Airline executives are sounding louder alarms about the impending rollout of 5G service, warning that the cellphone frequencies could lead to 350,000 delays each year by jamming their in-flight systems.
The ultra-fast so-called C-Band service is set to roll out nationally in big cities on Jan. 5, meaning any rules to limit its strength to address airline safety concerns need to happen soon.
Southwest Airlines CEO Greg Kelly has said 5G is his company’s “No. 1 concern” and an industry group said the new ultra-fast cellphone service could lead to more than $2 billion in flight delays each year.
Airlines are warning of widespread flight cancelations and delays. They say 5G signals will interfere with sensitive aircraft safety systems — which operate near the same frequencies — and could disrupt their ability to land safely during storms, cloudy weather or smog.

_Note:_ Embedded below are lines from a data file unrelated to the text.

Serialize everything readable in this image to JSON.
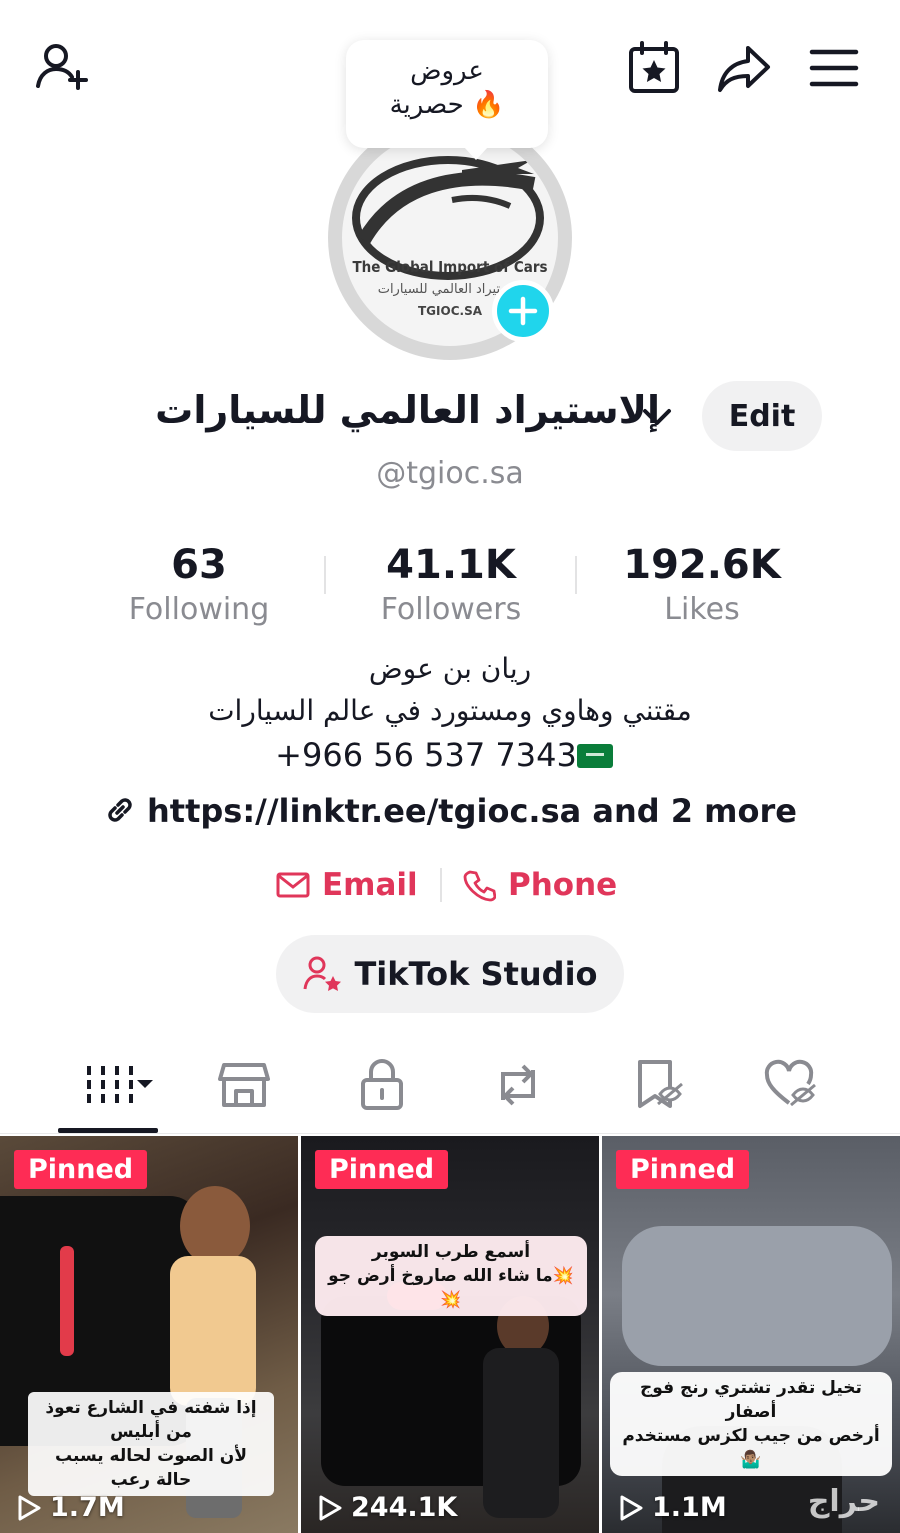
{
  "promo": {
    "line1": "عروض",
    "line2": "حصرية",
    "emoji": "🔥"
  },
  "avatar": {
    "logo_en": "The Global Import of Cars",
    "logo_ar": "الاستيراد العالمي للسيارات",
    "logo_domain": "TGIOC.SA"
  },
  "profile": {
    "name": "إلاستيراد العالمي للسيارات",
    "handle": "@tgioc.sa",
    "edit_label": "Edit"
  },
  "stats": [
    {
      "value": "63",
      "label": "Following"
    },
    {
      "value": "41.1K",
      "label": "Followers"
    },
    {
      "value": "192.6K",
      "label": "Likes"
    }
  ],
  "bio": {
    "line1": "ريان بن عوض",
    "line2": "مقتني وهاوي ومستورد في عالم السيارات",
    "phone": "+966 56 537 7343"
  },
  "link": "https://linktr.ee/tgioc.sa and 2 more",
  "contacts": {
    "email": "Email",
    "phone": "Phone"
  },
  "studio_label": "TikTok Studio",
  "tabs": [
    "grid-icon",
    "shop-icon",
    "lock-icon",
    "repost-icon",
    "favorites-icon",
    "liked-icon"
  ],
  "videos": [
    {
      "badge": "Pinned",
      "views": "1.7M",
      "caption_line1": "إذا شفته في الشارع تعوذ من أبليس",
      "caption_line2": "لأن الصوت لحاله يسبب حالة رعب"
    },
    {
      "badge": "Pinned",
      "views": "244.1K",
      "caption_line1": "أسمع طرب السوبر",
      "caption_line2": "💥ما شاء الله صاروخ أرض جو💥"
    },
    {
      "badge": "Pinned",
      "views": "1.1M",
      "caption_line1": "تخيل تقدر تشتري رنج فوج أصفار",
      "caption_line2": "أرخص من جيب لكزس مستخدم🤷🏽‍♂️"
    }
  ],
  "watermark": "حراج"
}
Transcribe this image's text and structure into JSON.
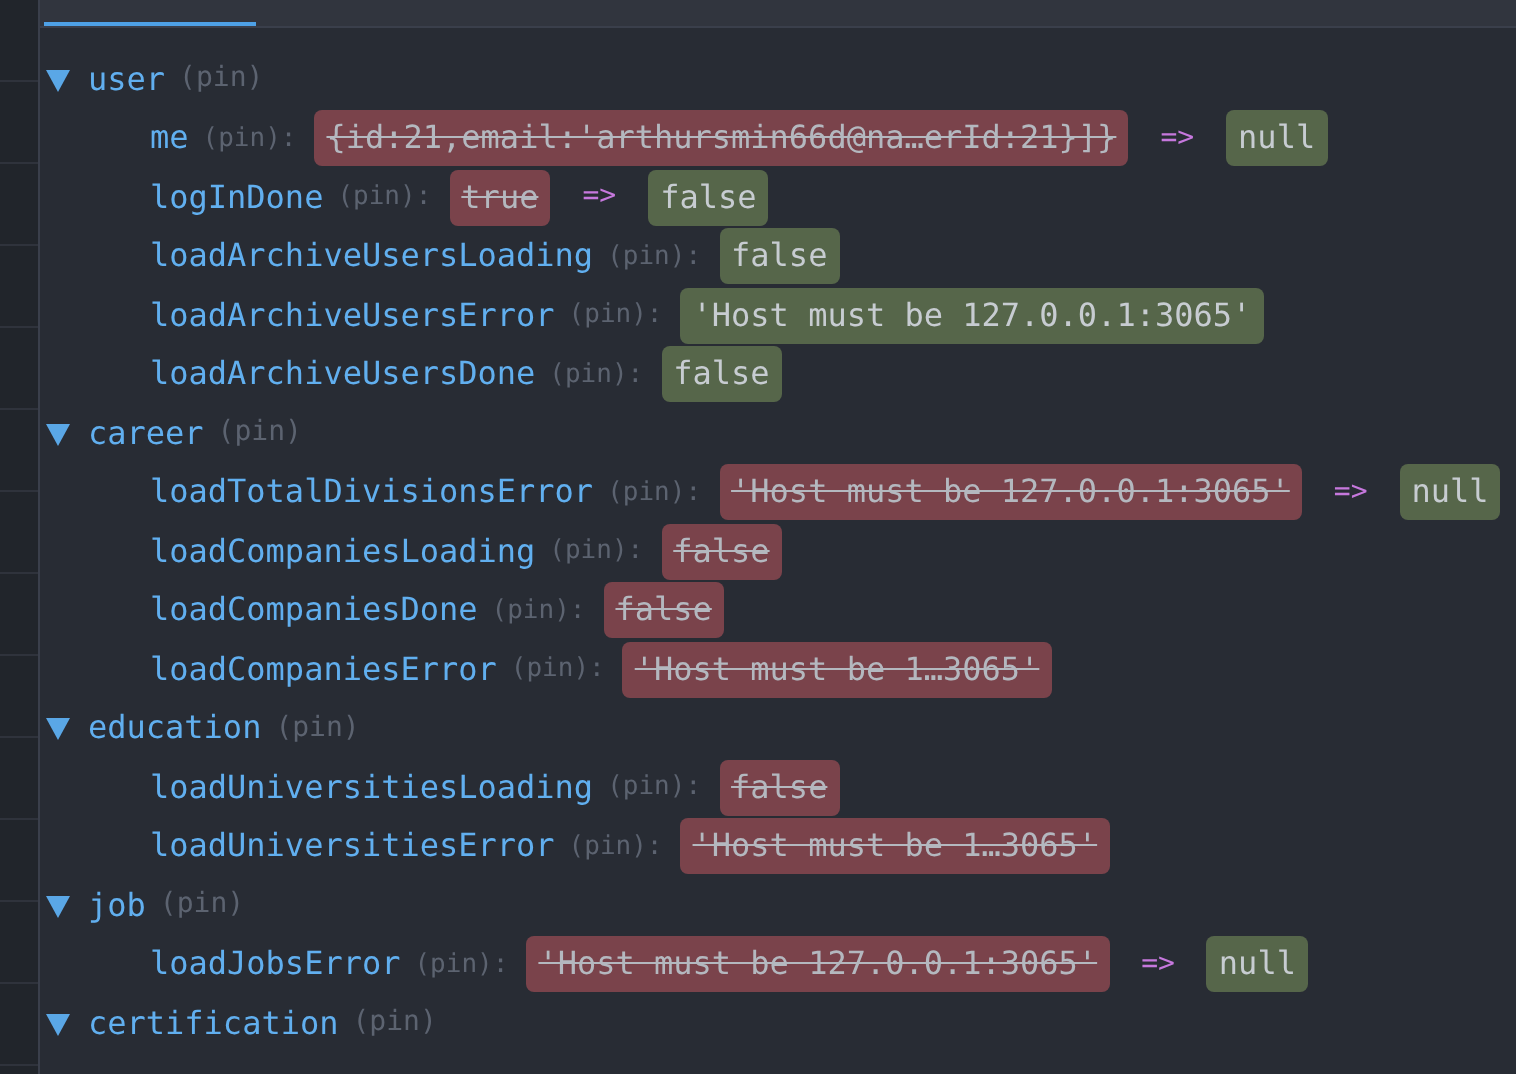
{
  "tabs": [
    {
      "selected": true
    }
  ],
  "tree": [
    {
      "name": "user",
      "pin": "(pin)",
      "expanded": true,
      "children": [
        {
          "key": "me",
          "pin": "(pin):",
          "old": "{id:21,email:'arthursmin66d@na…erId:21}]}",
          "arrow": "=>",
          "new": "null"
        },
        {
          "key": "logInDone",
          "pin": "(pin):",
          "old": "true",
          "arrow": "=>",
          "new": "false"
        },
        {
          "key": "loadArchiveUsersLoading",
          "pin": "(pin):",
          "new": "false"
        },
        {
          "key": "loadArchiveUsersError",
          "pin": "(pin):",
          "new": "'Host must be 127.0.0.1:3065'"
        },
        {
          "key": "loadArchiveUsersDone",
          "pin": "(pin):",
          "new": "false"
        }
      ]
    },
    {
      "name": "career",
      "pin": "(pin)",
      "expanded": true,
      "children": [
        {
          "key": "loadTotalDivisionsError",
          "pin": "(pin):",
          "old": "'Host must be 127.0.0.1:3065'",
          "arrow": "=>",
          "new": "null"
        },
        {
          "key": "loadCompaniesLoading",
          "pin": "(pin):",
          "old": "false"
        },
        {
          "key": "loadCompaniesDone",
          "pin": "(pin):",
          "old": "false"
        },
        {
          "key": "loadCompaniesError",
          "pin": "(pin):",
          "old": "'Host must be 1…3065'"
        }
      ]
    },
    {
      "name": "education",
      "pin": "(pin)",
      "expanded": true,
      "children": [
        {
          "key": "loadUniversitiesLoading",
          "pin": "(pin):",
          "old": "false"
        },
        {
          "key": "loadUniversitiesError",
          "pin": "(pin):",
          "old": "'Host must be 1…3065'"
        }
      ]
    },
    {
      "name": "job",
      "pin": "(pin)",
      "expanded": true,
      "children": [
        {
          "key": "loadJobsError",
          "pin": "(pin):",
          "old": "'Host must be 127.0.0.1:3065'",
          "arrow": "=>",
          "new": "null"
        }
      ]
    },
    {
      "name": "certification",
      "pin": "(pin)",
      "expanded": true
    }
  ]
}
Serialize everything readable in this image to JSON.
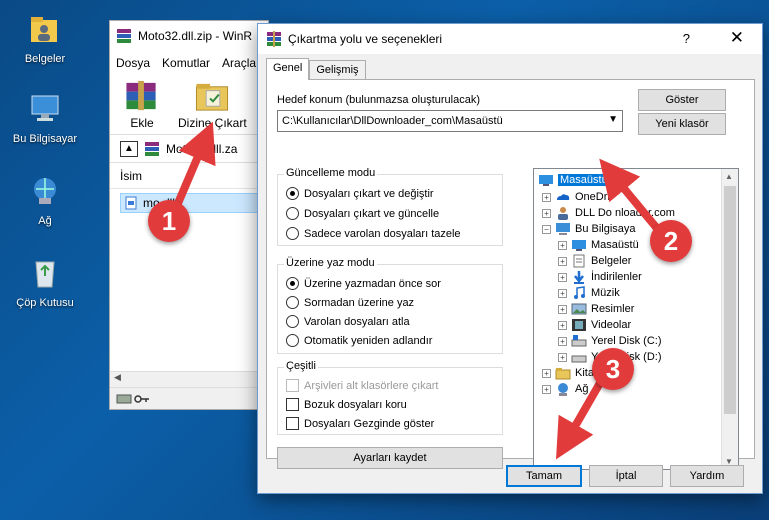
{
  "desktop": {
    "icons": [
      {
        "label": "Belgeler",
        "icon": "folder-user-icon"
      },
      {
        "label": "Bu Bilgisayar",
        "icon": "computer-icon"
      },
      {
        "label": "Ağ",
        "icon": "network-icon"
      },
      {
        "label": "Çöp Kutusu",
        "icon": "recycle-bin-icon"
      }
    ]
  },
  "winrar": {
    "title": "Moto32.dll.zip - WinR",
    "menu": [
      "Dosya",
      "Komutlar",
      "Araçla"
    ],
    "toolbar": {
      "add_label": "Ekle",
      "extract_label": "Dizine Çıkart"
    },
    "address": "Moto32.dll.za",
    "column_name": "İsim",
    "file_row": "mo   dll"
  },
  "dialog": {
    "title": "Çıkartma yolu ve seçenekleri",
    "help": "?",
    "close": "✕",
    "tabs": [
      "Genel",
      "Gelişmiş"
    ],
    "dest_label": "Hedef konum (bulunmazsa oluşturulacak)",
    "dest_value": "C:\\Kullanıcılar\\DllDownloader_com\\Masaüstü",
    "show_button": "Göster",
    "new_folder_button": "Yeni klasör",
    "update_group": {
      "title": "Güncelleme modu",
      "options": [
        "Dosyaları çıkart ve değiştir",
        "Dosyaları çıkart ve güncelle",
        "Sadece varolan dosyaları tazele"
      ],
      "selected": 0
    },
    "overwrite_group": {
      "title": "Üzerine yaz modu",
      "options": [
        "Üzerine yazmadan önce sor",
        "Sormadan üzerine yaz",
        "Varolan dosyaları atla",
        "Otomatik yeniden adlandır"
      ],
      "selected": 0
    },
    "misc_group": {
      "title": "Çeşitli",
      "options": [
        "Arşivleri alt klasörlere çıkart",
        "Bozuk dosyaları koru",
        "Dosyaları Gezginde göster"
      ]
    },
    "save_settings_button": "Ayarları kaydet",
    "tree": [
      {
        "label": "Masaüstü",
        "icon": "desktop-icon"
      },
      {
        "label": "OneDri",
        "icon": "onedrive-icon"
      },
      {
        "label": "DLL Do   nloader.com",
        "icon": "user-icon"
      },
      {
        "label": "Bu Bilgisaya",
        "icon": "computer-icon"
      },
      {
        "label": "Masaüstü",
        "icon": "desktop-icon"
      },
      {
        "label": "Belgeler",
        "icon": "documents-icon"
      },
      {
        "label": "İndirilenler",
        "icon": "downloads-icon"
      },
      {
        "label": "Müzik",
        "icon": "music-icon"
      },
      {
        "label": "Resimler",
        "icon": "pictures-icon"
      },
      {
        "label": "Videolar",
        "icon": "videos-icon"
      },
      {
        "label": "Yerel Disk (C:)",
        "icon": "drive-icon"
      },
      {
        "label": "Yerel Disk (D:)",
        "icon": "drive-icon"
      },
      {
        "label": "Kitaplıklar",
        "icon": "libraries-icon"
      },
      {
        "label": "Ağ",
        "icon": "network-icon"
      }
    ],
    "ok_button": "Tamam",
    "cancel_button": "İptal",
    "help_button": "Yardım"
  },
  "annotations": {
    "step1": "1",
    "step2": "2",
    "step3": "3"
  },
  "colors": {
    "accent": "#0078d7",
    "annotation": "#e23b3b",
    "desktop": "#0b5fa8"
  }
}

If the cell service is deployed as planned, hundreds of thousands of passengers could see their flights delayed, diverted or outright cancelled in 2022, United Airlines CEO Scott Kirby said in a Senate hearing last week.
“It would be a catastrophic failure of government,” Kirby said, predicting that the 5G rollout would affect about 4 percent of all flights.
Both executives called on AT&T and Verizon to delay the implementation of 5G C-Band service, warning of maddening delays for passengers and financial losses for an industry that’s been battered by the pandemic.
Regulators from the Federal Aviation Administration are analyzing cell tower and aircraft data to determine how to address the issue, The Wall Street Journal reported Sunday. About a week before C-Band service is rolled out on Jan. 5, the FAA is expected send out warnings to pilots about which airports will see 5G-related restrictions, according to the paper.
Transportation Secretary Pete Buttigieg and chairwoman Jessica Rosenworcel of the Federal Communications Commission, which regulates 5G frequencies, have reportedly clashed over the issue.
In a meeting last week, Buttigeig asked that the FCC consider a proposal from airlines that would involve limiting 5G signals around airports to create “buffer zones” — an idea the Rosenworcel’s agency dismissed as unrealistic, according to the Journal.
AT&T and Verizon, for their part, have denied that 5G technology will disrupt flights.
“The aviation industry’s fearmongering relies on completely discredited information and deliberate distortions of fact,” Nick Ludlum of wireless industry group CTIA said. “5G operates safely and without causing harmful interference to aviation operations in nearly 40 countries around the world. US airlines fly safely in and out of these countries every day without delays or disruptions related to C-Band 5G operations.”
The wireless companies paid at least $81 billion for access to the 5G spectrum, Bloomberg reported.